The modus operandi of the group currently abusing the Americans with Disabilities Act in Southern California indicates they are after a fast buck rather than gaining equal access for the handicapped. Even a lowly small claims action in most states requires a demand be made prior to filling a legal action, but this group makes no demand that the infraction be corrected-a matter of a 37 cent letter that would settle most infractions.

Most business owners would gladly correct the defect rather than face legal action. But no, this group of contractors, professional plaintiffs, and attorneys first files action and then offers to settle for $20,000 or $30,000, plus attorney fees. No demand is made, except for an after - the - fact demand for money. Most businesses settle up rather than face the cost of defense. It is estimated that the plaintiff made $3 million in Southern California prior to moving to the Central California Coast to file more than 30 suits. Unfortunately, this has led and will lead to the closing of many small businesses. This is not what Congress intended, nor is it what the public expects from our legal system.

Most of the restaurants these professionals have sued are for one or two inch infractions of the requirements. In other words they are in substantial compliance with the law and have made good faith efforts to meet the mandates of these rules. These minor infractions surely do not warrant $30 thousand in damages.

Congress needs to intervene to stop these legal, but inappropriate ADA actions by requiring plaintiffs to first make demand for correction with an appropriate waiting period for the correction, prior to being allowed, if the demand fails, to bring actions under this law. Until that happens businesses need to fight back and judges and juries need to be wary of the professional hucksters trying to make a fast buck. Luckily, a federal judge has recently agreed that this is inappropriate  and has enjoined  this group from filing additional suits. Fortunately, for us all we have people with spunky spirits, like the owners of the Hitching Post, willing to stand up for principle and say no, I won't pay!

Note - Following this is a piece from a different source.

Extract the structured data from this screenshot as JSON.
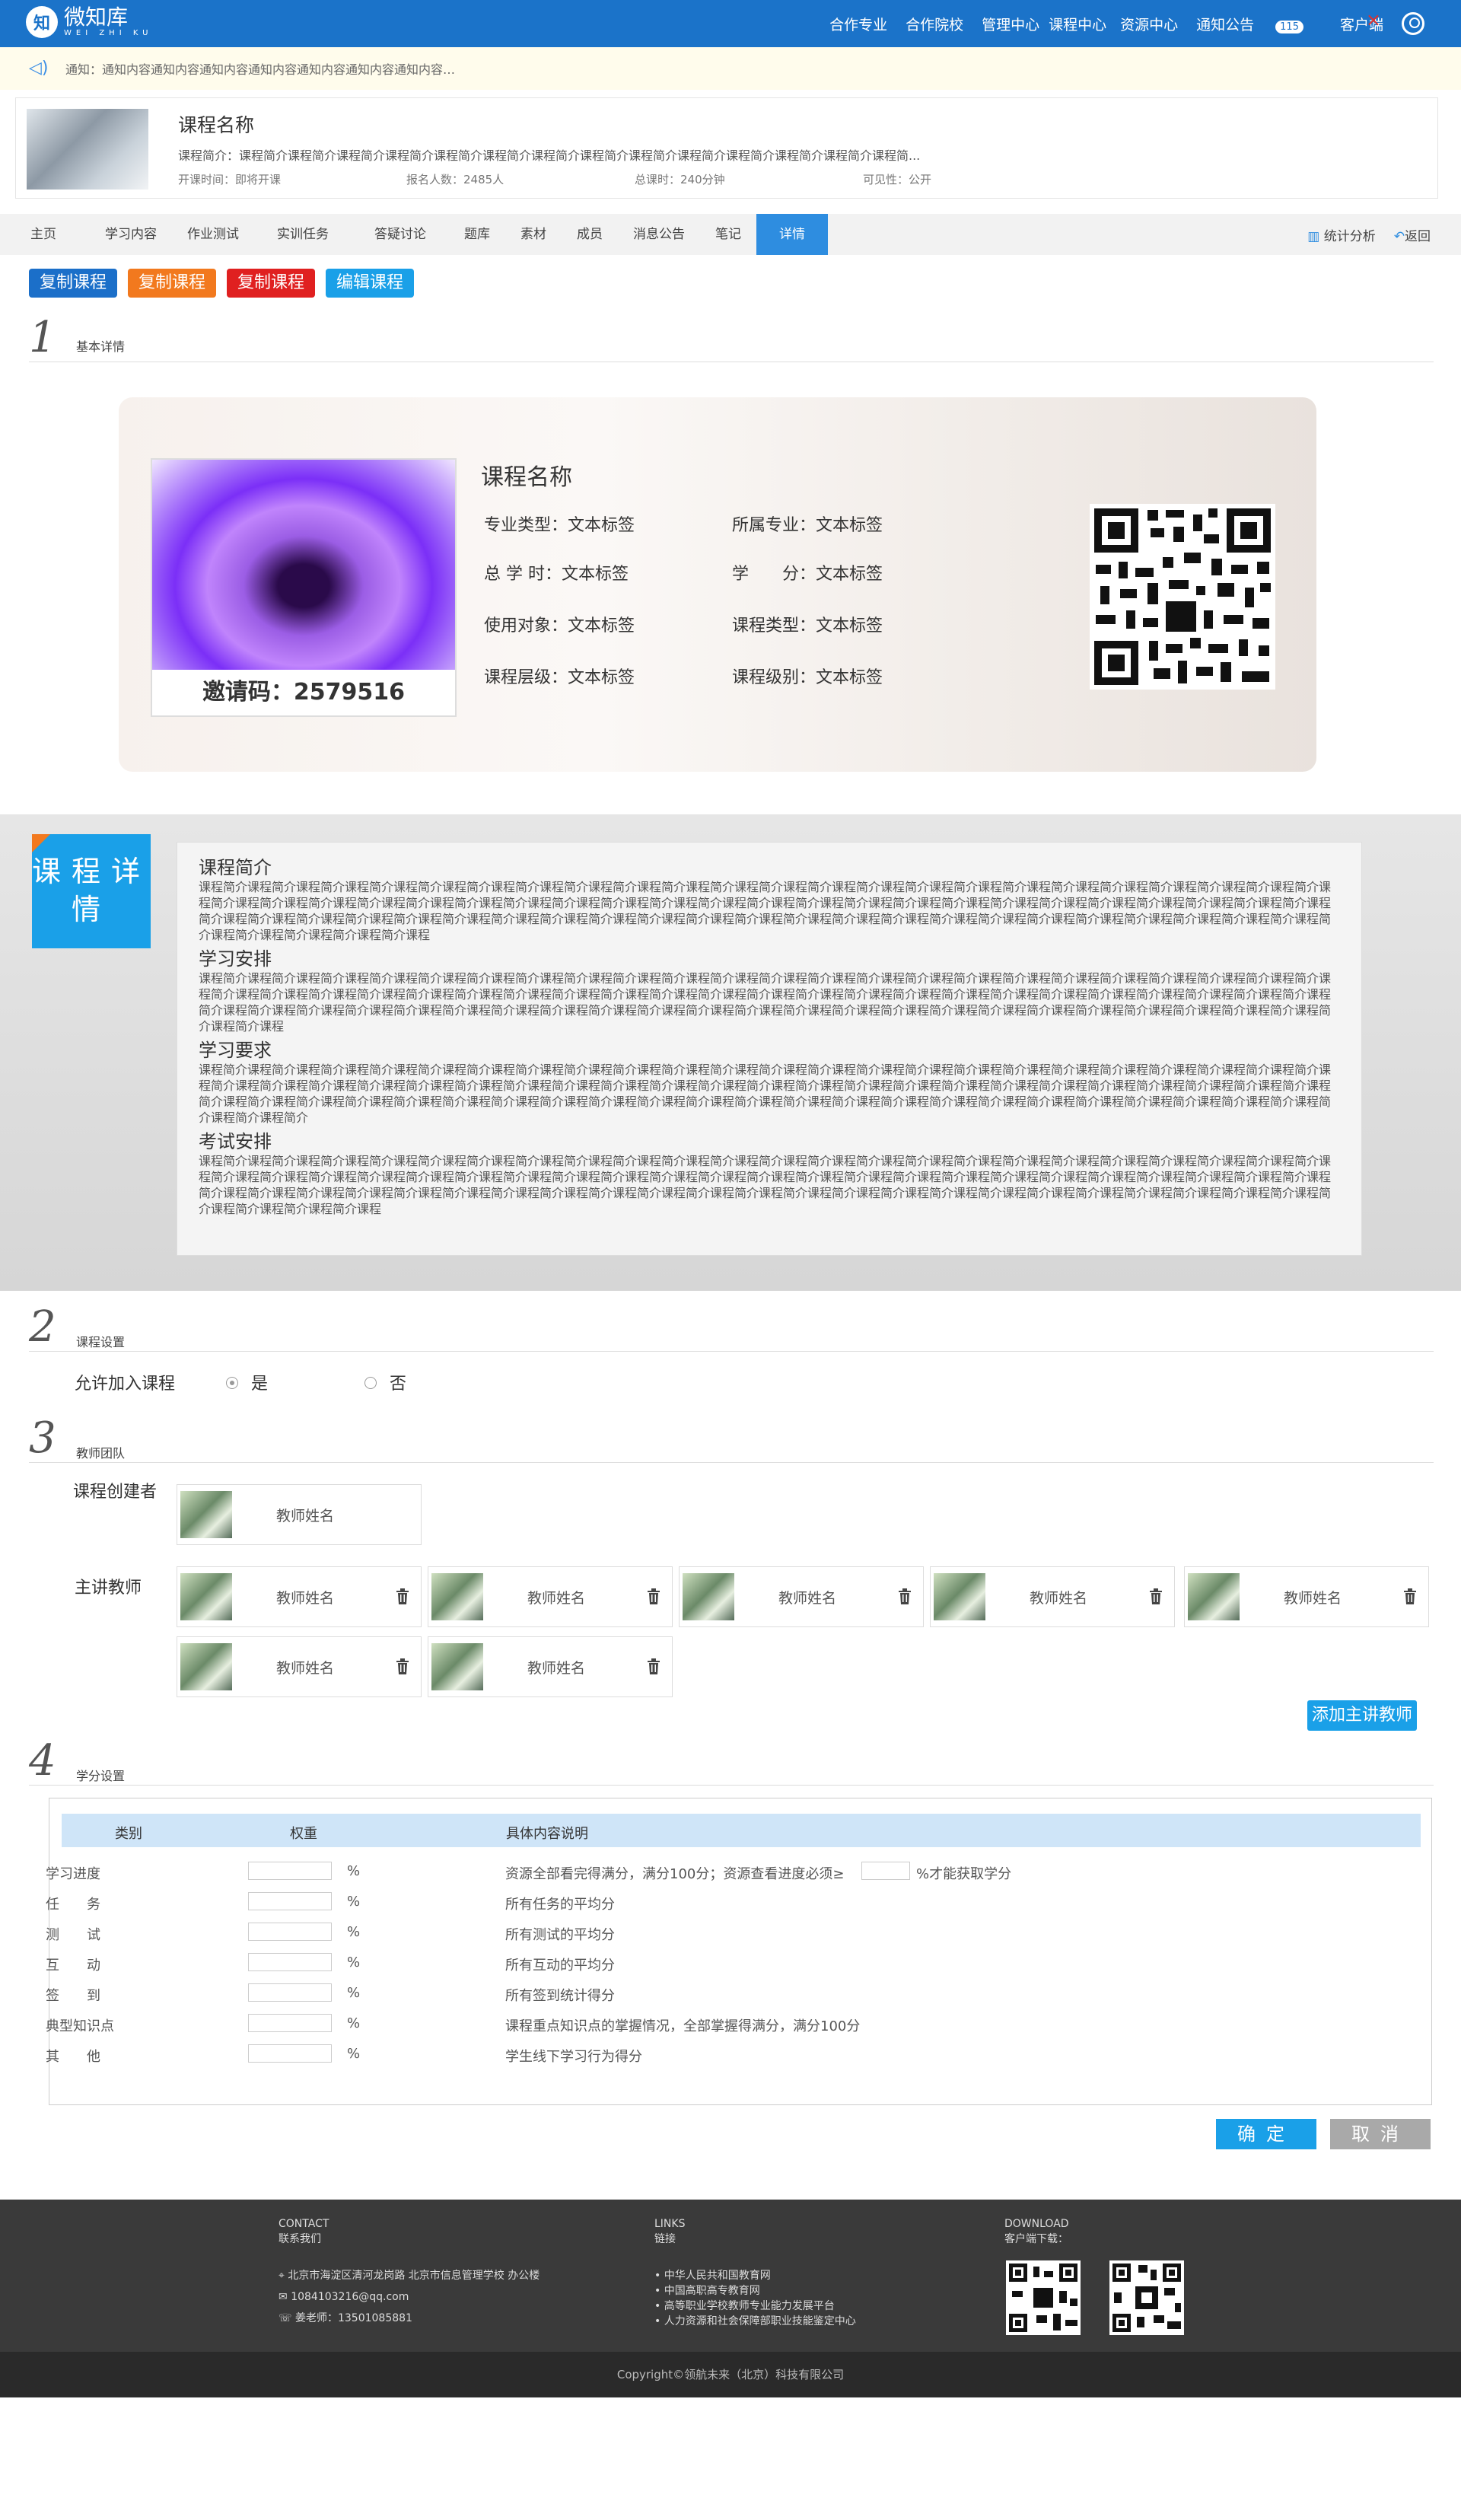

They should be commended for standing up for their own rights-and the rights of us all. Additional suits have been enjoined, but not the Hitching Post's.

Ken McCalip is a native Santa Marian and a retired principal - superintendent who holds bachelor and doctorate degrees in history, cultural geography and law from various California Universities. He can be reached by e-mail at